§ **Provided records**:

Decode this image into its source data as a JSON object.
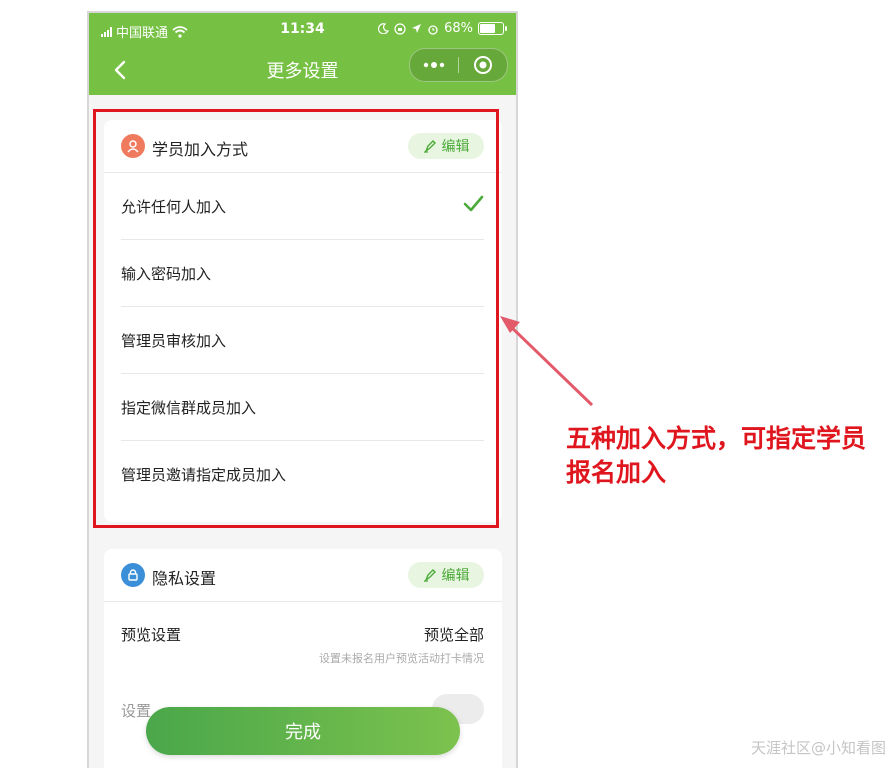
{
  "status_bar": {
    "carrier": "中国联通",
    "time": "11:34",
    "battery": "68%",
    "battery_level": 0.68
  },
  "navbar": {
    "title": "更多设置"
  },
  "join_card": {
    "title": "学员加入方式",
    "edit_label": "编辑",
    "options": [
      {
        "label": "允许任何人加入",
        "selected": true
      },
      {
        "label": "输入密码加入",
        "selected": false
      },
      {
        "label": "管理员审核加入",
        "selected": false
      },
      {
        "label": "指定微信群成员加入",
        "selected": false
      },
      {
        "label": "管理员邀请指定成员加入",
        "selected": false
      }
    ]
  },
  "privacy_card": {
    "title": "隐私设置",
    "edit_label": "编辑",
    "preview_label": "预览设置",
    "preview_value": "预览全部",
    "preview_hint": "设置未报名用户预览活动打卡情况",
    "next_label_partial": "设置"
  },
  "done_button": "完成",
  "annotation": "五种加入方式，可指定学员报名加入",
  "watermark": "天涯社区@小知看图",
  "colors": {
    "theme_green": "#76c043",
    "annotation_red": "#e0161e",
    "check_green": "#4caa3a"
  }
}
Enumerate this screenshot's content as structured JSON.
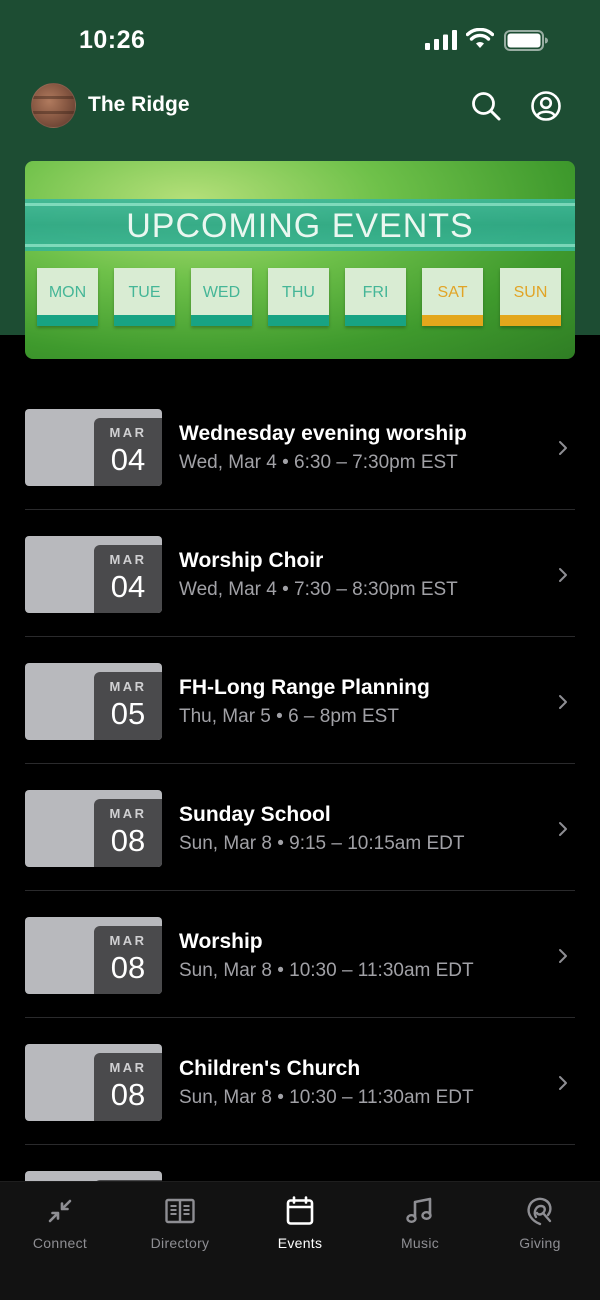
{
  "status_bar": {
    "time": "10:26"
  },
  "header": {
    "title": "The Ridge"
  },
  "banner": {
    "title": "UPCOMING EVENTS",
    "days": [
      "MON",
      "TUE",
      "WED",
      "THU",
      "FRI",
      "SAT",
      "SUN"
    ]
  },
  "events": [
    {
      "month": "MAR",
      "day": "04",
      "title": "Wednesday evening worship",
      "when": "Wed, Mar 4 • 6:30 – 7:30pm EST"
    },
    {
      "month": "MAR",
      "day": "04",
      "title": "Worship Choir",
      "when": "Wed, Mar 4 • 7:30 – 8:30pm EST"
    },
    {
      "month": "MAR",
      "day": "05",
      "title": "FH-Long Range Planning",
      "when": "Thu, Mar 5 • 6 – 8pm EST"
    },
    {
      "month": "MAR",
      "day": "08",
      "title": "Sunday School",
      "when": "Sun, Mar 8 • 9:15 – 10:15am EDT"
    },
    {
      "month": "MAR",
      "day": "08",
      "title": "Worship",
      "when": "Sun, Mar 8 • 10:30 – 11:30am EDT"
    },
    {
      "month": "MAR",
      "day": "08",
      "title": "Children's Church",
      "when": "Sun, Mar 8 • 10:30 – 11:30am EDT"
    }
  ],
  "tabs": [
    {
      "label": "Connect",
      "icon": "connect-arrows-icon"
    },
    {
      "label": "Directory",
      "icon": "book-icon"
    },
    {
      "label": "Events",
      "icon": "calendar-icon",
      "active": true
    },
    {
      "label": "Music",
      "icon": "music-note-icon"
    },
    {
      "label": "Giving",
      "icon": "giving-icon"
    }
  ],
  "colors": {
    "header_green": "#1d4d33",
    "background": "#000000",
    "date_chip": "#4a4a4c",
    "thumbnail": "#b8b9bd",
    "secondary_text": "#a1a1a6"
  }
}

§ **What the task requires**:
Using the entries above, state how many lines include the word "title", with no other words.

§ **Task output**:
11